We realized pets were suffering from epilepsy and there was no veterinary formulation in the market which addressed this fatal ailment. Pets were often administered human epilepsy medicines or other formulations that were toxic in the long run. Their long-term side effects decreased the quality of life as well. We decided to change that and are proud to present Wigepsy™ to ensure dogs and cats across India have a safe, vet-approved formulation that treats epilepsy. 


Other more common lines of treatment for dog seizures include Phenobarbital* and Potassium Bromide*. They are the traditionally used anticonvulsant drugs but unlike levetiracetam, they have serious long-term side effects like liver failure, development of pancreatitis and in some cases even drug resistance. 


*Please note that these are prescription-based drugs and should only be prescribed by a veterinarian.


Do consult your veterinarian and follow their prescription. Do not use any home remedies to treat dog seizures as there is no scientific or medical research that proves its effects.


Do share this blog with fellow pet parents and animal lovers. If you have more questions about the line of treatment for your dog or cat, do consult our in-house veterinarians for an online consultation. Call us on +91 8431620000 or join our free, online pet parent community Wiggles Tribe on Facebook. Remember, we are always here for you and your furry friends!


Team Wiggles has started an initiative called #BondedByBlood through which we are trying to create an online repository of ready pet donors. Register your pet today & save a life tomorrow. 

*Disclaimer: This blog is vet-approved and includes original content which is compiled after thorough research and authenticity by our in-house team of vets and content experts.
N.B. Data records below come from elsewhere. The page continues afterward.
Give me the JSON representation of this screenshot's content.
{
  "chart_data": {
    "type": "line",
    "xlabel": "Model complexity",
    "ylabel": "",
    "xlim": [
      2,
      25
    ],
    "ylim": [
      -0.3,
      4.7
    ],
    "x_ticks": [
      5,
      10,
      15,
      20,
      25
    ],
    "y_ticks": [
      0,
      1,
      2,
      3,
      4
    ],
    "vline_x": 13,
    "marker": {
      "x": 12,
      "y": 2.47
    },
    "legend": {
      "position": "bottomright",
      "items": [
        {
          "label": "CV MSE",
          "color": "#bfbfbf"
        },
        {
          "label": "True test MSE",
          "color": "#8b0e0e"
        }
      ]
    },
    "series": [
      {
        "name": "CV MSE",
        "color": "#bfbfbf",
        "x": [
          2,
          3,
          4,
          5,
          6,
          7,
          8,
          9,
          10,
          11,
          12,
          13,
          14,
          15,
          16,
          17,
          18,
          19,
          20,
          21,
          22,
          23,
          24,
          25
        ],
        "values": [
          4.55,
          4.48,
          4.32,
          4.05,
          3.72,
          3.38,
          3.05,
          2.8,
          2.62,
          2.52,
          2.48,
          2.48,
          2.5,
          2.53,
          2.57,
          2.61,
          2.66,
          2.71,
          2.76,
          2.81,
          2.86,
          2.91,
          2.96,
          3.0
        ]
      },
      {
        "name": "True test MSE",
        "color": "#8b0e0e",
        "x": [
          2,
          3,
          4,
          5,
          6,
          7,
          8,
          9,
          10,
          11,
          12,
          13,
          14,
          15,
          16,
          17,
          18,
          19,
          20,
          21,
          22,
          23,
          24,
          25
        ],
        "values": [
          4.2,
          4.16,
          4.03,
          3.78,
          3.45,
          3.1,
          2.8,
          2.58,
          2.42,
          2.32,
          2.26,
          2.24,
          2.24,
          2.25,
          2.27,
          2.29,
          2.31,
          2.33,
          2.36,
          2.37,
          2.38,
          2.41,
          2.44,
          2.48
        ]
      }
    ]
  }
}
It is always advisable to consult a veterinarian before you try any products, pet food or any kind of treatment/medicines on your pets, as each pet is unique and will respond differently.